CM: So, obviously you’re from Pittsburgh. What’s the local rap scene looking like? Who are some people coming out of Pittsburgh that you think could make an impact on the game?
WK: My homie KH. He’s from around our way. He’s really tight. He’s doing videos, got a whole crew and nice sound going. My man Drama. He’s from the Hill [a collection of neighborhoods in downtown Pittsburgh] and he’s really tight. The Come Up, they were super tight. There’s a lot of people doing things in Pittsburgh individually, like making videos and coming up with different sounds and it’s hard to say who’s gonna be next. Oh, Boaz of course. That’s my man. It’s hard to say who’s next because I feel like everybody has so much potential. Oh Hardo, almost forgot about Hardo. He just came home from jail. Everybody has got their own sound and their own individual thing they can do for the game and I think that it’s up to the individuals to make the right decisions because Pittsburgh is such a weird place where people can get caught up in the city and you don’t make it to your full potential other places. You know like fully functioned and see how people love you in other places. That’s the main thing that I’d like to stress and you know get across to Pittsburgh artists. Get to popular places other than Pittsburgh.
CM: How many people have you worked with out there?
WK: I work with everybody out there. Pretty much everybody there is unless they’re super young. But even the young cats, I go to the studio and work with them. You know, just to keep the energy there. I work with everybody.

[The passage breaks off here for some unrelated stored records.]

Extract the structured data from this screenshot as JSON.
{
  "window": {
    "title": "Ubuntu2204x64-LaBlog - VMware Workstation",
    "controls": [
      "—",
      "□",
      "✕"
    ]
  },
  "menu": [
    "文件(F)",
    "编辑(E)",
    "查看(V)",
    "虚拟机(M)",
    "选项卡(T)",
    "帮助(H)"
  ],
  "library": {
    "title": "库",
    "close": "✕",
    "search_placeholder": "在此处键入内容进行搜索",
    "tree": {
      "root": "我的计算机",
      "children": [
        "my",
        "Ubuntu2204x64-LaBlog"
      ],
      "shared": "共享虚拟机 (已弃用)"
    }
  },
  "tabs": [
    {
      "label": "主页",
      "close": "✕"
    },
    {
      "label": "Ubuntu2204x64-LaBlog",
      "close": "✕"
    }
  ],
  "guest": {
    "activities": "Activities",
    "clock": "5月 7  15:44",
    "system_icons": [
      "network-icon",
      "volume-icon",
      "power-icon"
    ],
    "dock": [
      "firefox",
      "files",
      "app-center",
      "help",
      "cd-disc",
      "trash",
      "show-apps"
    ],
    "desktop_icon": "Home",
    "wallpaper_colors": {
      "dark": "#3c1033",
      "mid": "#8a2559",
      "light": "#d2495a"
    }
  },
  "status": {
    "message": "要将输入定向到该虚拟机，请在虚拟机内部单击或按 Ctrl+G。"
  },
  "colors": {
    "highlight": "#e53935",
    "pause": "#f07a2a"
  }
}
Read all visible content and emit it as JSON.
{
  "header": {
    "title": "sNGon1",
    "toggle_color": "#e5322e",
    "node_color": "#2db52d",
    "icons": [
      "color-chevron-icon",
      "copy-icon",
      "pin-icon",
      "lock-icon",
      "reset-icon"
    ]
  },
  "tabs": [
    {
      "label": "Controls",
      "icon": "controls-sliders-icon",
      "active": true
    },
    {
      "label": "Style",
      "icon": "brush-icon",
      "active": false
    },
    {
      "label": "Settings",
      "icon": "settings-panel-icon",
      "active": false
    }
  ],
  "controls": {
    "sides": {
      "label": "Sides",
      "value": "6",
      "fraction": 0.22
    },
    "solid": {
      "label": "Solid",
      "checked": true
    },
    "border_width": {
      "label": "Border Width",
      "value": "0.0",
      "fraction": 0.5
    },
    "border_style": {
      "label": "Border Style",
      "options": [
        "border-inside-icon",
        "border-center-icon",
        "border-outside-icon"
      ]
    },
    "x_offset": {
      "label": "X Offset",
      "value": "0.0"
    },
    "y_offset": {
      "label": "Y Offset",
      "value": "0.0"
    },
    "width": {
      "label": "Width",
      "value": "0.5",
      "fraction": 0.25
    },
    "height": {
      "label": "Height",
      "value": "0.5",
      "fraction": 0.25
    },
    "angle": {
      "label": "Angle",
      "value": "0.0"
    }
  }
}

CM: Along the same lines, what are your plans for the Taylor Gang label and brand?
WK: Yeah the label and the brand is really strong. It’s like I was telling you, we’re just building everything so it’s not just relied on music. We have Taylor Gang films, we’re starting a skate team, we’re submitting art and stuff like that. Just in a way where people will look at us as game definers. We define what goes on in the culture instead of being game changers. If you look at Under the Influence music tour, Kendrick was on the first one and then he went on to do what he does. Ty Dolla $ign was on the second one and now he’s writing for fucking Kanye and Rihanna and shit like that, which he should anyway, but at the end of the day we have a thing for seeing artists and getting them to their full potential based off our methods and our machine. So we’re gonna start using that way more to our advantage in the open so people will see it and recognize it.
CM: We have to wrap it up, but I definitely wanted to ask you about family life. How’s it going?
WK: Family life is amazing. My boy is getting big. My wife is always there for me holding it down so it’s cool. This is like the busiest time of my life and it’s difficult but I know when I look back on it, I’m gonna be happy that this is how it is. You know it’s cool too that my son is at that age where he’s developing. I can facetime him and he’s saying daddy and stuff like that, but he’s not too emotional or too sad when I leave. You know, he cries like as soon as I leave out the door and stuff like that. When he gets older and older he’ll be able to travel with me and we’ll be able to do a lot of it together. So I’m knocking it all out now.
For the full interview check back for the full 4th quarter print edition in November!